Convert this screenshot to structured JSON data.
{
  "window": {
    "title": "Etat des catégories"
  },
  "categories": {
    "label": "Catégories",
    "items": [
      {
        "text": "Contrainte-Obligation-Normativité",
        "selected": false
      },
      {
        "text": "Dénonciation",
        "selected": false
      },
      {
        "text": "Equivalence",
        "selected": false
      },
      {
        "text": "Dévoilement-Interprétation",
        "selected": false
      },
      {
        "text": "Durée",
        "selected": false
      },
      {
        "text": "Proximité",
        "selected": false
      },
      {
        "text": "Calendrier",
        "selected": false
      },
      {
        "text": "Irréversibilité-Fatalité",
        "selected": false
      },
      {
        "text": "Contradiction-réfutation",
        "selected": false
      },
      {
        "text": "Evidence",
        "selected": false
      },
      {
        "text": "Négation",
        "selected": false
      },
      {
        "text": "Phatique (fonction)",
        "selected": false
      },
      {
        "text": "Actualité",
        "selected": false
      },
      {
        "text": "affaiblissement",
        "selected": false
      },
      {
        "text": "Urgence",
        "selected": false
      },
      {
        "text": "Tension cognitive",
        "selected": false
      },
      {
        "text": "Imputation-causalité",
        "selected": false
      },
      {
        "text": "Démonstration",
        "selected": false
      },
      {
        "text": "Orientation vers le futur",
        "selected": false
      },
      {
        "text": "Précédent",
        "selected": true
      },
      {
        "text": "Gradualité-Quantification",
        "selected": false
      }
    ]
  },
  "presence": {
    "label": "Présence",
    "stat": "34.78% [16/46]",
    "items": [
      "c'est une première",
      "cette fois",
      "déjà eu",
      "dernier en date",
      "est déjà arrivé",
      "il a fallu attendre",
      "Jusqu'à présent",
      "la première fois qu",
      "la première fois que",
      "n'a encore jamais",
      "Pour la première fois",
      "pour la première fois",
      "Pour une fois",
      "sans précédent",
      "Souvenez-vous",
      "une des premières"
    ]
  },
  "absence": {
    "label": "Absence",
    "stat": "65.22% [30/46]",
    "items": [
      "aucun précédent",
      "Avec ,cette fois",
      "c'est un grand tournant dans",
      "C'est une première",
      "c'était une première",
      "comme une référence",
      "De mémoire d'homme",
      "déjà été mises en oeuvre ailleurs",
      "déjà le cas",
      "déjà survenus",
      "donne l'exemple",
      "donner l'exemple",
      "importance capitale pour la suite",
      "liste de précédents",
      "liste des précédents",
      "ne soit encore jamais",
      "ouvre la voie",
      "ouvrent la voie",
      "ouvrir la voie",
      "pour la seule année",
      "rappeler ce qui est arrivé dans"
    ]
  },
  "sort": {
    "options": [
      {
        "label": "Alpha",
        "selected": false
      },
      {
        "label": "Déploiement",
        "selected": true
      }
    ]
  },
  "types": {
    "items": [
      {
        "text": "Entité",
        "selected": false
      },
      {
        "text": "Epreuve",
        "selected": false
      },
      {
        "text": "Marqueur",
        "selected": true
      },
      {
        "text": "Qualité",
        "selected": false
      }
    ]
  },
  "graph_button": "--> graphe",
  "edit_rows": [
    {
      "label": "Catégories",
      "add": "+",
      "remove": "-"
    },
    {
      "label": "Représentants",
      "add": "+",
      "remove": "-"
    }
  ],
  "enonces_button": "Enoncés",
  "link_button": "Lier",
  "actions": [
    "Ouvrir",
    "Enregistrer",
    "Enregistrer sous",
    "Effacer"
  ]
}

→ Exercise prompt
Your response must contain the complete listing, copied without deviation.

→ Task answer
Convert this screenshot to structured JSON data.
{
  "window": {
    "title": "Etat des catégories"
  },
  "categories": {
    "label": "Catégories",
    "items": [
      {
        "text": "Contrainte-Obligation-Normativité",
        "selected": false
      },
      {
        "text": "Dénonciation",
        "selected": false
      },
      {
        "text": "Equivalence",
        "selected": false
      },
      {
        "text": "Dévoilement-Interprétation",
        "selected": false
      },
      {
        "text": "Durée",
        "selected": false
      },
      {
        "text": "Proximité",
        "selected": false
      },
      {
        "text": "Calendrier",
        "selected": false
      },
      {
        "text": "Irréversibilité-Fatalité",
        "selected": false
      },
      {
        "text": "Contradiction-réfutation",
        "selected": false
      },
      {
        "text": "Evidence",
        "selected": false
      },
      {
        "text": "Négation",
        "selected": false
      },
      {
        "text": "Phatique (fonction)",
        "selected": false
      },
      {
        "text": "Actualité",
        "selected": false
      },
      {
        "text": "affaiblissement",
        "selected": false
      },
      {
        "text": "Urgence",
        "selected": false
      },
      {
        "text": "Tension cognitive",
        "selected": false
      },
      {
        "text": "Imputation-causalité",
        "selected": false
      },
      {
        "text": "Démonstration",
        "selected": false
      },
      {
        "text": "Orientation vers le futur",
        "selected": false
      },
      {
        "text": "Précédent",
        "selected": true
      },
      {
        "text": "Gradualité-Quantification",
        "selected": false
      }
    ]
  },
  "presence": {
    "label": "Présence",
    "stat": "34.78% [16/46]",
    "items": [
      "c'est une première",
      "cette fois",
      "déjà eu",
      "dernier en date",
      "est déjà arrivé",
      "il a fallu attendre",
      "Jusqu'à présent",
      "la première fois qu",
      "la première fois que",
      "n'a encore jamais",
      "Pour la première fois",
      "pour la première fois",
      "Pour une fois",
      "sans précédent",
      "Souvenez-vous",
      "une des premières"
    ]
  },
  "absence": {
    "label": "Absence",
    "stat": "65.22% [30/46]",
    "items": [
      "aucun précédent",
      "Avec ,cette fois",
      "c'est un grand tournant dans",
      "C'est une première",
      "c'était une première",
      "comme une référence",
      "De mémoire d'homme",
      "déjà été mises en oeuvre ailleurs",
      "déjà le cas",
      "déjà survenus",
      "donne l'exemple",
      "donner l'exemple",
      "importance capitale pour la suite",
      "liste de précédents",
      "liste des précédents",
      "ne soit encore jamais",
      "ouvre la voie",
      "ouvrent la voie",
      "ouvrir la voie",
      "pour la seule année",
      "rappeler ce qui est arrivé dans"
    ]
  },
  "sort": {
    "options": [
      {
        "label": "Alpha",
        "selected": false
      },
      {
        "label": "Déploiement",
        "selected": true
      }
    ]
  },
  "types": {
    "items": [
      {
        "text": "Entité",
        "selected": false
      },
      {
        "text": "Epreuve",
        "selected": false
      },
      {
        "text": "Marqueur",
        "selected": true
      },
      {
        "text": "Qualité",
        "selected": false
      }
    ]
  },
  "graph_button": "--> graphe",
  "edit_rows": [
    {
      "label": "Catégories",
      "add": "+",
      "remove": "-"
    },
    {
      "label": "Représentants",
      "add": "+",
      "remove": "-"
    }
  ],
  "enonces_button": "Enoncés",
  "link_button": "Lier",
  "actions": [
    "Ouvrir",
    "Enregistrer",
    "Enregistrer sous",
    "Effacer"
  ]
}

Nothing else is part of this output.